• _Required work_:
Set every line of the data down again exactly, and keep the pictures out.

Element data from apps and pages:
____

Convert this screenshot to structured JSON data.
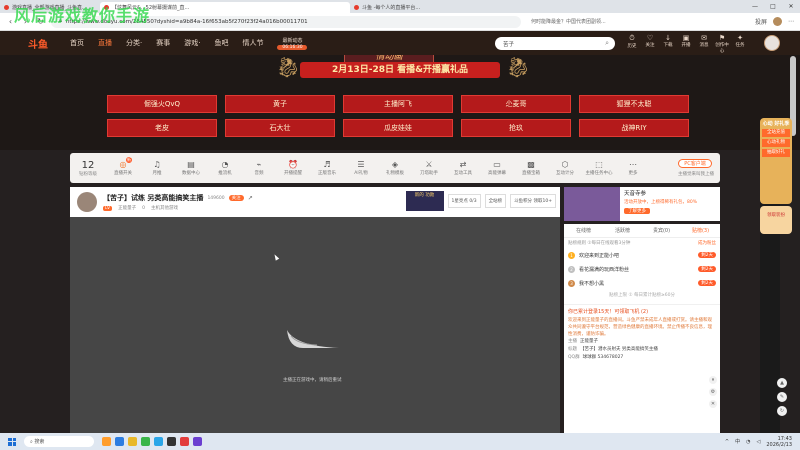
{
  "browser": {
    "tabs": [
      {
        "title": "游戏直播_全部游戏直播_斗鱼直..."
      },
      {
        "title": "【炫舞风云&...52射幕摄谋前_直..."
      },
      {
        "title": "斗鱼 -每个人的直播平台..."
      }
    ],
    "window_controls": [
      "—",
      "□",
      "✕"
    ],
    "url": "https://www.douyu.com/284550?dyshid=a9b84a-16f653ab5f270f23f24a016b00011701",
    "ad_tip": "何时能降最金？中国代表团副领...",
    "tool_labels": [
      "投屏",
      "⋯"
    ]
  },
  "watermark": "风后游戏教你手游",
  "site": {
    "logo": "斗鱼",
    "nav": [
      {
        "label": "首页",
        "active": false
      },
      {
        "label": "直播",
        "active": true
      },
      {
        "label": "分类·",
        "active": false
      },
      {
        "label": "赛事",
        "active": false
      },
      {
        "label": "游戏·",
        "active": false
      },
      {
        "label": "鱼吧",
        "active": false
      },
      {
        "label": "情人节",
        "active": false
      }
    ],
    "onair": {
      "title": "最新动态",
      "time": "06:16:30"
    },
    "search_value": "苦子",
    "header_icons": [
      {
        "glyph": "⏱",
        "label": "历史"
      },
      {
        "glyph": "♡",
        "label": "关注"
      },
      {
        "glyph": "↓",
        "label": "下载"
      },
      {
        "glyph": "▣",
        "label": "开播"
      },
      {
        "glyph": "✉",
        "label": "消息"
      },
      {
        "glyph": "⚑",
        "label": "创作中心"
      },
      {
        "glyph": "✦",
        "label": "任务"
      }
    ]
  },
  "banner": {
    "art_text": "情动画",
    "ribbon": "2月13日-28日 看播&开播赢礼品",
    "tags_row1": [
      "倔强火QvQ",
      "黄子",
      "主播阿飞",
      "尐麦哥",
      "狐狸不太聪"
    ],
    "tags_row2": [
      "老皮",
      "石大壮",
      "瓜皮娃娃",
      "抢玖",
      "战神RIY"
    ]
  },
  "toolbar": {
    "level": "12",
    "level_label": "钻粉等级",
    "items": [
      {
        "glyph": "◎",
        "label": "直播开关",
        "dot": "新"
      },
      {
        "glyph": "♫",
        "label": "月推",
        "dot": ""
      },
      {
        "glyph": "▤",
        "label": "数据中心",
        "dot": ""
      },
      {
        "glyph": "◔",
        "label": "推流机",
        "dot": ""
      },
      {
        "glyph": "⌁",
        "label": "音频",
        "dot": ""
      },
      {
        "glyph": "⏰",
        "label": "开播提醒",
        "dot": ""
      },
      {
        "glyph": "♬",
        "label": "正版音乐",
        "dot": ""
      },
      {
        "glyph": "☰",
        "label": "AI礼物",
        "dot": ""
      },
      {
        "glyph": "◈",
        "label": "礼物模板",
        "dot": ""
      },
      {
        "glyph": "⚔",
        "label": "刀塔助手",
        "dot": ""
      },
      {
        "glyph": "⇄",
        "label": "互动工具",
        "dot": ""
      },
      {
        "glyph": "▭",
        "label": "高能弹幕",
        "dot": ""
      },
      {
        "glyph": "▩",
        "label": "直播宝箱",
        "dot": ""
      },
      {
        "glyph": "⬡",
        "label": "互动计分",
        "dot": ""
      },
      {
        "glyph": "⬚",
        "label": "主播任务中心",
        "dot": ""
      },
      {
        "glyph": "⋯",
        "label": "更多",
        "dot": ""
      }
    ],
    "pc_button": "PC客户端",
    "pc_sub": "主播觉来叫我上播"
  },
  "stream": {
    "title": "【苦子】试练 另类高能搞笑主播",
    "fans": "149600",
    "follow": "关注",
    "level": "LV",
    "streamer": "正能量子",
    "heat": "0",
    "category": "主机其他游戏",
    "gift_label": "新的 功勋",
    "stat1_label": "1星亮点",
    "stat1_value": "0/3",
    "stat2_label": "全站榜",
    "stat3_label": "斗鱼积分",
    "stat3_value": "领取10+"
  },
  "player": {
    "status": "主播正在游戏中，请稍后重试"
  },
  "promo": {
    "title": "天音寺参",
    "desc": "活动开放中，上榜得稀有礼包，80%",
    "cta": "了解更多"
  },
  "rpanel": {
    "tabs": [
      {
        "label": "在线榜",
        "active": false
      },
      {
        "label": "活跃榜",
        "active": false
      },
      {
        "label": "贵宾(0)",
        "active": false
      },
      {
        "label": "贴榜(3)",
        "active": true
      }
    ],
    "note_left": "贴榜规则 ①每日在线观看3分钟",
    "note_right": "成为粉丝",
    "ranks": [
      {
        "no": "1",
        "name": "欢迎来到正能小吧",
        "badge": "剩2天"
      },
      {
        "no": "2",
        "name": "看花漏满的玩西洋粉丝",
        "badge": "剩2天"
      },
      {
        "no": "3",
        "name": "我不想小黑",
        "badge": "剩2天"
      }
    ],
    "rank_foot": "贴榜上限 ① 每日累计贴榜≥60分",
    "chat_head": "你已累计登录15天！可领取飞机 (2)",
    "chat_body": "欢迎来到正能量子的直播间。斗鱼严禁未成年人直播或打赏。请主播和观众共同遵守平台规范，营造绿色健康的直播环境。禁止传播不良信息，理性消费，谨防诈骗。",
    "chat_lines": [
      {
        "k": "主播",
        "v": "正能量子"
      },
      {
        "k": "标题",
        "v": "【苦子】潜水员射夫 另类高能搞笑主播"
      },
      {
        "k": "QQ群",
        "v": "球球群 534678027"
      }
    ]
  },
  "sidepromo": {
    "title": "心动 好礼季",
    "tags": [
      "全站充值",
      "心动礼物",
      "抽取好礼"
    ],
    "sp2": "领取装扮"
  },
  "taskbar": {
    "search": "搜索",
    "time": "17:43",
    "date": "2026/2/13",
    "lang": "中"
  }
}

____

• _Result_:
Convert this screenshot to structured JSON data.
{
  "browser": {
    "tabs": [
      {
        "title": "游戏直播_全部游戏直播_斗鱼直..."
      },
      {
        "title": "【炫舞风云&...52射幕摄谋前_直..."
      },
      {
        "title": "斗鱼 -每个人的直播平台..."
      }
    ],
    "window_controls": [
      "—",
      "□",
      "✕"
    ],
    "url": "https://www.douyu.com/284550?dyshid=a9b84a-16f653ab5f270f23f24a016b00011701",
    "ad_tip": "何时能降最金？中国代表团副领...",
    "tool_labels": [
      "投屏",
      "⋯"
    ]
  },
  "watermark": "风后游戏教你手游",
  "site": {
    "logo": "斗鱼",
    "nav": [
      {
        "label": "首页",
        "active": false
      },
      {
        "label": "直播",
        "active": true
      },
      {
        "label": "分类·",
        "active": false
      },
      {
        "label": "赛事",
        "active": false
      },
      {
        "label": "游戏·",
        "active": false
      },
      {
        "label": "鱼吧",
        "active": false
      },
      {
        "label": "情人节",
        "active": false
      }
    ],
    "onair": {
      "title": "最新动态",
      "time": "06:16:30"
    },
    "search_value": "苦子",
    "header_icons": [
      {
        "glyph": "⏱",
        "label": "历史"
      },
      {
        "glyph": "♡",
        "label": "关注"
      },
      {
        "glyph": "↓",
        "label": "下载"
      },
      {
        "glyph": "▣",
        "label": "开播"
      },
      {
        "glyph": "✉",
        "label": "消息"
      },
      {
        "glyph": "⚑",
        "label": "创作中心"
      },
      {
        "glyph": "✦",
        "label": "任务"
      }
    ]
  },
  "banner": {
    "art_text": "情动画",
    "ribbon": "2月13日-28日 看播&开播赢礼品",
    "tags_row1": [
      "倔强火QvQ",
      "黄子",
      "主播阿飞",
      "尐麦哥",
      "狐狸不太聪"
    ],
    "tags_row2": [
      "老皮",
      "石大壮",
      "瓜皮娃娃",
      "抢玖",
      "战神RIY"
    ]
  },
  "toolbar": {
    "level": "12",
    "level_label": "钻粉等级",
    "items": [
      {
        "glyph": "◎",
        "label": "直播开关",
        "dot": "新"
      },
      {
        "glyph": "♫",
        "label": "月推",
        "dot": ""
      },
      {
        "glyph": "▤",
        "label": "数据中心",
        "dot": ""
      },
      {
        "glyph": "◔",
        "label": "推流机",
        "dot": ""
      },
      {
        "glyph": "⌁",
        "label": "音频",
        "dot": ""
      },
      {
        "glyph": "⏰",
        "label": "开播提醒",
        "dot": ""
      },
      {
        "glyph": "♬",
        "label": "正版音乐",
        "dot": ""
      },
      {
        "glyph": "☰",
        "label": "AI礼物",
        "dot": ""
      },
      {
        "glyph": "◈",
        "label": "礼物模板",
        "dot": ""
      },
      {
        "glyph": "⚔",
        "label": "刀塔助手",
        "dot": ""
      },
      {
        "glyph": "⇄",
        "label": "互动工具",
        "dot": ""
      },
      {
        "glyph": "▭",
        "label": "高能弹幕",
        "dot": ""
      },
      {
        "glyph": "▩",
        "label": "直播宝箱",
        "dot": ""
      },
      {
        "glyph": "⬡",
        "label": "互动计分",
        "dot": ""
      },
      {
        "glyph": "⬚",
        "label": "主播任务中心",
        "dot": ""
      },
      {
        "glyph": "⋯",
        "label": "更多",
        "dot": ""
      }
    ],
    "pc_button": "PC客户端",
    "pc_sub": "主播觉来叫我上播"
  },
  "stream": {
    "title": "【苦子】试练 另类高能搞笑主播",
    "fans": "149600",
    "follow": "关注",
    "level": "LV",
    "streamer": "正能量子",
    "heat": "0",
    "category": "主机其他游戏",
    "gift_label": "新的 功勋",
    "stat1_label": "1星亮点",
    "stat1_value": "0/3",
    "stat2_label": "全站榜",
    "stat3_label": "斗鱼积分",
    "stat3_value": "领取10+"
  },
  "player": {
    "status": "主播正在游戏中，请稍后重试"
  },
  "promo": {
    "title": "天音寺参",
    "desc": "活动开放中，上榜得稀有礼包，80%",
    "cta": "了解更多"
  },
  "rpanel": {
    "tabs": [
      {
        "label": "在线榜",
        "active": false
      },
      {
        "label": "活跃榜",
        "active": false
      },
      {
        "label": "贵宾(0)",
        "active": false
      },
      {
        "label": "贴榜(3)",
        "active": true
      }
    ],
    "note_left": "贴榜规则 ①每日在线观看3分钟",
    "note_right": "成为粉丝",
    "ranks": [
      {
        "no": "1",
        "name": "欢迎来到正能小吧",
        "badge": "剩2天"
      },
      {
        "no": "2",
        "name": "看花漏满的玩西洋粉丝",
        "badge": "剩2天"
      },
      {
        "no": "3",
        "name": "我不想小黑",
        "badge": "剩2天"
      }
    ],
    "rank_foot": "贴榜上限 ① 每日累计贴榜≥60分",
    "chat_head": "你已累计登录15天！可领取飞机 (2)",
    "chat_body": "欢迎来到正能量子的直播间。斗鱼严禁未成年人直播或打赏。请主播和观众共同遵守平台规范，营造绿色健康的直播环境。禁止传播不良信息，理性消费，谨防诈骗。",
    "chat_lines": [
      {
        "k": "主播",
        "v": "正能量子"
      },
      {
        "k": "标题",
        "v": "【苦子】潜水员射夫 另类高能搞笑主播"
      },
      {
        "k": "QQ群",
        "v": "球球群 534678027"
      }
    ]
  },
  "sidepromo": {
    "title": "心动 好礼季",
    "tags": [
      "全站充值",
      "心动礼物",
      "抽取好礼"
    ],
    "sp2": "领取装扮"
  },
  "taskbar": {
    "search": "搜索",
    "time": "17:43",
    "date": "2026/2/13",
    "lang": "中"
  }
}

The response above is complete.